Interesting parallel, but what about the people who tend to accumulate both dollars and pounds?

Anonymous said...

Great piece of info..


Anonymous said...

I think the two can be connected with one word that really makes being fit and rich possible:


Raydancer said...

Read the introduction to The Hacker's Diet (a free online book that's been around for over a decade)...I think you'll find it an interesting take on this concept.

Anonymous said...

I fully understand your comparison between managing weight versus managing money, however you haven't shown any true correlation. The chart you provided a link to showing this statistically means nothing. You haven't tied house size to obesity. You compared house size to time, and you compared obesity to time. This does NOT show a correlation because time is a confounding variable. You could just as well replace house size with anything that is more or less continuously increasing - for example the S+P 500, the population of India, annual revenue collected by the IRS, or the number of rock bands to have sold a million albums. All of these increase over time as well. Yet American obesity is not tied to the stock market, population of India, how much the government collects in taxes, or the increased success of rock music since the 60's. In order to correlate obesity to house size you need to measure the weights of people in big houses and compare them to the weights of people in small houses (Time is not a variable).

Jason R

Anonymous said...

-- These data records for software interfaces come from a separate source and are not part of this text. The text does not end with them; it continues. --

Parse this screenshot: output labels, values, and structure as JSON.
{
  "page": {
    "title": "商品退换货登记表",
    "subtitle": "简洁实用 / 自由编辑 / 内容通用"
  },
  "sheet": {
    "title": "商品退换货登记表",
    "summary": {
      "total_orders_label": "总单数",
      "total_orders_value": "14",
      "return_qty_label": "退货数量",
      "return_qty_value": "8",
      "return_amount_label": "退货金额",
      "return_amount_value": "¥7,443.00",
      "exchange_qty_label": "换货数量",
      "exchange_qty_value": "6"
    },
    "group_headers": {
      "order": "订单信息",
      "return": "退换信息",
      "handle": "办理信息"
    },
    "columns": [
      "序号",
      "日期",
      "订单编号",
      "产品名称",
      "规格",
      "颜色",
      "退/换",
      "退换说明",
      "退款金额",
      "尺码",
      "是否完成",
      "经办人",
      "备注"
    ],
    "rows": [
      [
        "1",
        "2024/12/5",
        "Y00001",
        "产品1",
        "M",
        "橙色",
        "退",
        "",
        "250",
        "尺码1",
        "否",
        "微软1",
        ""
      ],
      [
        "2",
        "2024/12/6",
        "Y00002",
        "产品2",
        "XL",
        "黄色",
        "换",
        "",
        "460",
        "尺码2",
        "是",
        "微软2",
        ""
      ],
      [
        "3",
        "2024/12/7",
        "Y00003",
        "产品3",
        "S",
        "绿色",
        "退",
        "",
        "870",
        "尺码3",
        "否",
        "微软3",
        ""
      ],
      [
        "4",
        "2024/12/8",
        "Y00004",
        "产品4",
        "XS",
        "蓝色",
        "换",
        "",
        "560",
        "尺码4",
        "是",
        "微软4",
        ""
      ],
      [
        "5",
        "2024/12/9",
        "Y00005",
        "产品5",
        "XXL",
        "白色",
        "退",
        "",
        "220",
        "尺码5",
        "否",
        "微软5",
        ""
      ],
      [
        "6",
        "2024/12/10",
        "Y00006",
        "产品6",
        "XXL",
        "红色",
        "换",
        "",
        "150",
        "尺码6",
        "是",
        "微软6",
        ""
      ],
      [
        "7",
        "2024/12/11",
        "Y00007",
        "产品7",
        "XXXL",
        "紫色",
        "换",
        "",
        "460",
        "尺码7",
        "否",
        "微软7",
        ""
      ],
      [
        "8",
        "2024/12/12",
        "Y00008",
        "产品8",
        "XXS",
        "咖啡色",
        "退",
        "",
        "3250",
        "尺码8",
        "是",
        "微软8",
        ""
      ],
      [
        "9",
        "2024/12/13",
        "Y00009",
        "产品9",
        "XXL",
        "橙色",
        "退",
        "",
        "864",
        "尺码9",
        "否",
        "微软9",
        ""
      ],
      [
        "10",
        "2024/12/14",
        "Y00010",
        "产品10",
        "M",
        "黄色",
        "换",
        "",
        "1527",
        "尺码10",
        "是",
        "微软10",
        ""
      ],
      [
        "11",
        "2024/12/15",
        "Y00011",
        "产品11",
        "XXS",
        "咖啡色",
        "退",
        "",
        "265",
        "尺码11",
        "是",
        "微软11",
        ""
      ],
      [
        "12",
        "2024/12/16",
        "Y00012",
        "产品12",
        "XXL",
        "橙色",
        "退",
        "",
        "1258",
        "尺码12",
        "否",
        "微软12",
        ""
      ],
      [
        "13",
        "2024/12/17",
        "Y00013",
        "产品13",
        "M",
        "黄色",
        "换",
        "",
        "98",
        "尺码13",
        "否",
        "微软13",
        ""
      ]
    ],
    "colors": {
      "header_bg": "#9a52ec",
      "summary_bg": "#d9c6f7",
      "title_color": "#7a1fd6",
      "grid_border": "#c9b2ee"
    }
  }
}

It definitely makes sense. After having tried sooo many diet programmes or fads fighting the Battle of the Bulge,I decided to create my own programme using the Bottom Line philosophy used in business. It is not a diet but a lifestyle. And you know what I have not only lost 8 kg but also found the 'fountain of youth'. It feels great.
By the way, I defied the myth that losing weight and other problems concerning menopausal women are hard to fight. Wrong.

Anonymous said...

This makes sense when I compare it to my marriage. The more and more my husband gains weight the more I start to see his choice not to improve financially. The more and more I try to save the more I worry about my health (because that can get costly).

Alli said...

Wow this is a great post!

I am reevaluating my budget and diet right now. I was shocked to see how much money was going towards food. I guess it stands to reason that my wallet will increase as my waistline decreases.


Anonymous said...

Your post has a lot of truth to it. The insights are something that we all can consider no matter where we are in our financial journey. There's no insurance policy for losing weight or gaining wealth. They both take time and consistency. Those things always lead to success.